You should see something like this:
With the above procedure, you should now have full control over your restored directory.
In addition to the above methods of changing permissions, there is a Microsoft program named cacls that can perform similar functions.
A suggestion by Damian Coutts using Microsoft's NTBackup utility in conjunction with Bacula should permit a full restore of any damaged system files on Win2K/XP. His suggestion is to do an NTBackup of the critical system state prior to running a Bacula backup with the following command:
ntbackup backup systemstate /F c:\systemstate.bkf
The backup is the command, the systemstate says to backup only the system state and not all the user files, and the /F c:\systemstate.bkf specifies where to write the state file. this file must then be saved and restored by Bacula.
To restore the system state, you first reload a base operating system if the OS is damaged, otherwise, this is not necessary, then you would use Bacula to restore all the damaged or lost user's files and to recover the c:\systemstate.bkf file. Finally if there are any damaged or missing system files or registry problems, you run NTBackup and catalogue the system statefile, and then select it for restore. The documentation says you can't run a command line restore of the systemstate.

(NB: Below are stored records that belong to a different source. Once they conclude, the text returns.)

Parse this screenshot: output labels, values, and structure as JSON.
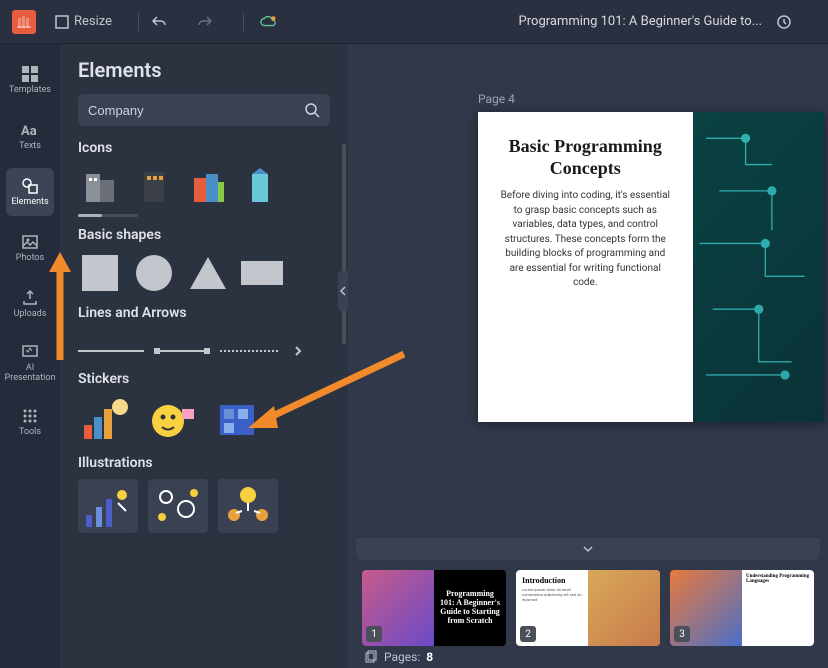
{
  "topbar": {
    "resize_label": "Resize",
    "title": "Programming 101: A Beginner's Guide to..."
  },
  "leftrail": {
    "templates": "Templates",
    "texts": "Texts",
    "elements": "Elements",
    "photos": "Photos",
    "uploads": "Uploads",
    "ai_presentation": "AI\nPresentation",
    "tools": "Tools"
  },
  "panel": {
    "title": "Elements",
    "search_value": "Company",
    "sections": {
      "icons": "Icons",
      "basic_shapes": "Basic shapes",
      "lines_arrows": "Lines and Arrows",
      "stickers": "Stickers",
      "illustrations": "Illustrations"
    }
  },
  "canvas": {
    "page_label": "Page 4",
    "slide_title": "Basic Programming Concepts",
    "slide_body": "Before diving into coding, it's essential to grasp basic concepts such as variables, data types, and control structures. These concepts form the building blocks of programming and are essential for writing functional code."
  },
  "thumbs": {
    "t1": {
      "num": "1",
      "title": "Programming 101: A Beginner's Guide to Starting from Scratch"
    },
    "t2": {
      "num": "2",
      "title": "Introduction"
    },
    "t3": {
      "num": "3",
      "title": "Understanding Programming Languages"
    }
  },
  "footer": {
    "pages_label": "Pages:",
    "pages_count": "8"
  }
}
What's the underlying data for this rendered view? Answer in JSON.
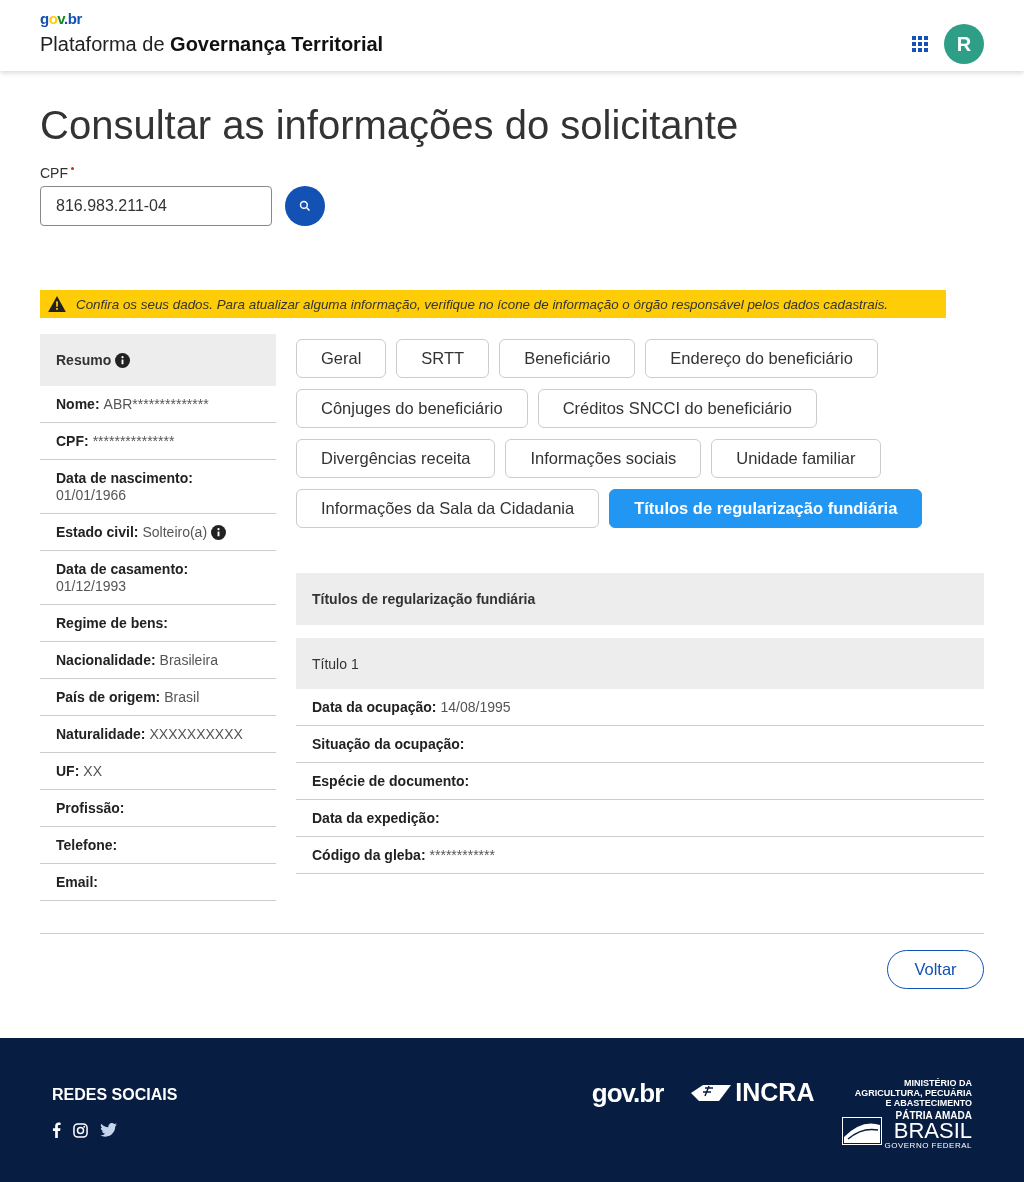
{
  "header": {
    "logo": "gov.br",
    "title_prefix": "Plataforma de ",
    "title_bold": "Governança Territorial",
    "avatar": "R"
  },
  "page_title": "Consultar as informações do solicitante",
  "cpf_field": {
    "label": "CPF",
    "required": true,
    "value": "816.983.211-04"
  },
  "warning": "Confira os seus dados. Para atualizar alguma informação, verifique no ícone de informação o órgão responsável pelos dados cadastrais.",
  "summary": {
    "title": "Resumo",
    "items": [
      {
        "label": "Nome:",
        "value": "ABR**************",
        "kind": "inline",
        "info": false
      },
      {
        "label": "CPF:",
        "value": "***************",
        "kind": "inline",
        "info": false
      },
      {
        "label": "Data de nascimento:",
        "value": "01/01/1966",
        "kind": "stacked",
        "info": false
      },
      {
        "label": "Estado civil:",
        "value": "Solteiro(a)",
        "kind": "inline",
        "info": true
      },
      {
        "label": "Data de casamento:",
        "value": "01/12/1993",
        "kind": "stacked",
        "info": false
      },
      {
        "label": "Regime de bens:",
        "kind": "inline",
        "info": false
      },
      {
        "label": "Nacionalidade:",
        "value": "Brasileira",
        "kind": "inline",
        "info": false
      },
      {
        "label": "País de origem:",
        "value": "Brasil",
        "kind": "inline",
        "info": false
      },
      {
        "label": "Naturalidade:",
        "value": "XXXXXXXXXX",
        "kind": "inline",
        "info": false
      },
      {
        "label": "UF:",
        "value": "XX",
        "kind": "inline",
        "info": false
      },
      {
        "label": "Profissão:",
        "kind": "inline",
        "info": false
      },
      {
        "label": "Telefone:",
        "kind": "inline",
        "info": false
      },
      {
        "label": "Email:",
        "kind": "inline",
        "info": false
      }
    ]
  },
  "tabs": [
    [
      {
        "label": "Geral",
        "selected": false
      },
      {
        "label": "SRTT",
        "selected": false
      },
      {
        "label": "Beneficiário",
        "selected": false
      },
      {
        "label": "Endereço do beneficiário",
        "selected": false
      }
    ],
    [
      {
        "label": "Cônjuges do beneficiário",
        "selected": false
      },
      {
        "label": "Créditos SNCCI do beneficiário",
        "selected": false
      }
    ],
    [
      {
        "label": "Divergências receita",
        "selected": false
      },
      {
        "label": "Informações sociais",
        "selected": false
      },
      {
        "label": "Unidade familiar",
        "selected": false
      }
    ],
    [
      {
        "label": "Informações da Sala da Cidadania",
        "selected": false
      },
      {
        "label": "Títulos de regularização fundiária",
        "selected": true
      }
    ]
  ],
  "section": {
    "title": "Títulos de regularização fundiária",
    "subtitle": "Título 1",
    "rows": [
      {
        "label": "Data da ocupação:",
        "value": "14/08/1995"
      },
      {
        "label": "Situação da ocupação:"
      },
      {
        "label": "Espécie de documento:"
      },
      {
        "label": "Data da expedição:"
      },
      {
        "label": "Código da gleba:",
        "value": "************"
      }
    ]
  },
  "back_button": "Voltar",
  "footer": {
    "social_title": "REDES SOCIAIS",
    "govbr": "gov.br",
    "incra": "INCRA",
    "ministry": [
      "MINISTÉRIO DA",
      "AGRICULTURA, PECUÁRIA",
      "E ABASTECIMENTO"
    ],
    "patria": "PÁTRIA AMADA",
    "brasil": "BRASIL",
    "governo": "GOVERNO FEDERAL"
  }
}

To the best of my knowledge, this has not yet been tested. If you test it, please report your results to the Bacula email list.
Please see the Director's Configuration chapter of this manual for important considerations on how to specify Windows paths in Bacula FileSet Include and Exclude directives.
Bacula versions prior to 1.37.28 do not support Windows Unicode filenames. As of that version, both bconsole and bwx-console support Windows Unicode filenames. There may still be some problems with multiple byte characters (e.g. Chinese, ...) where it is a two byte character but the displayed character is not two characters wide.
Path/filenames longer than 260 characters are not supported. This may be possible in a future version.
These options are not normally seen or used by the user, and are documented here only for information purposes. At the current time, to change the default options, you must either manually run Bacula or you must manually edit the system registry and modify the appropriate entries.
In order to avoid option clashes between the options necessary for Bacula to run on Windows and the standard Bacula options, all Windows
specific options are signaled with a forward slash character (/), while as
usual, the standard Bacula options are signaled with a minus (-), or a minus
--). All the standard Bacula options can be used on the Windows
version. In addition, the following Windows only options are implemented:
It is important to note that under normal circumstances the user should never need to use these options as they are normally handled by the system automatically once Bacula is installed. However, you may note these options in some of the .bat files that have been created for your use.
Some users like to shutdown their windows machines after a backup using a Client Run After Job directive. If you want to do something similar, you might take the shutdown program from the apcupsd project or one from the Sysinternals project.